One thing DTG does have is a really nice hand feeling. That is one of the things that has already made an impact in the screen printing market. I also give water based inks as nod for this impact as well. I’m seeing more and more screen printers offering plastisol printing with finer screens, better inks and additives to improve the hand of the print. Which has me excited in being able to better advertise the difference in the products I sell, as well as having more informed consumers wanting better products.
Tom, PM me your number some time, I’d love to catch a lunch with you and talk shop! Especially, with your choices during this COVID year, as we are playing as well.

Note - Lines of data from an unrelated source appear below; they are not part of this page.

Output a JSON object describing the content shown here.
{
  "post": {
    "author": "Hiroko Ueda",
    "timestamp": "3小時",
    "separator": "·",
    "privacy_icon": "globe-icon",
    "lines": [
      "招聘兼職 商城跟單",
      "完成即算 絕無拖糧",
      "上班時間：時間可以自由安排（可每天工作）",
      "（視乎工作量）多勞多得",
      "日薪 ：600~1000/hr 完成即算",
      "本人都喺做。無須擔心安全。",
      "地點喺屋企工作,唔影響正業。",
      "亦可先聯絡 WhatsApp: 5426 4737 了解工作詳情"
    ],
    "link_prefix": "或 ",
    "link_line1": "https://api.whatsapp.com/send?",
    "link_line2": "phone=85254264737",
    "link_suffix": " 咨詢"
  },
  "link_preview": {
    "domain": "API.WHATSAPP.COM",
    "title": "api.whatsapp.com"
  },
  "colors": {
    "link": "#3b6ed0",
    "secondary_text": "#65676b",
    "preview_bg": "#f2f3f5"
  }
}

Yeah, I’m always skeptical of any production number I get from a salescritter, but in this case it’s been largely accurate. I’m running a 300 pcs FLC/Back job tomorrow, which is our biggest so far on these units, so I’ll have a better idea about throughput but I’m expecting to get around 100pph between the two printers. From the jobs I’ve run so far we’re averaging 20-25 sec for a FLC and up to 1:30 for a 14x16 with full coverage, which is faster than the Storm 2 HD6 I used to run. We pretreat with a Pretreatmaker IV and give it a 20 sec press and send it down the dryer, and that’s worked into the production flow anyway so it’s not a real drag on turn times.
Part of what I do to keep production numbers up is to only hire screen printers with auto experience, because we know how to dress a platen in 2 seconds and 100pph feels like slow motion. Running a good sized conveyor with a catcher helps a lot too.
Happy to chat sometime - I’ll drop you a PM.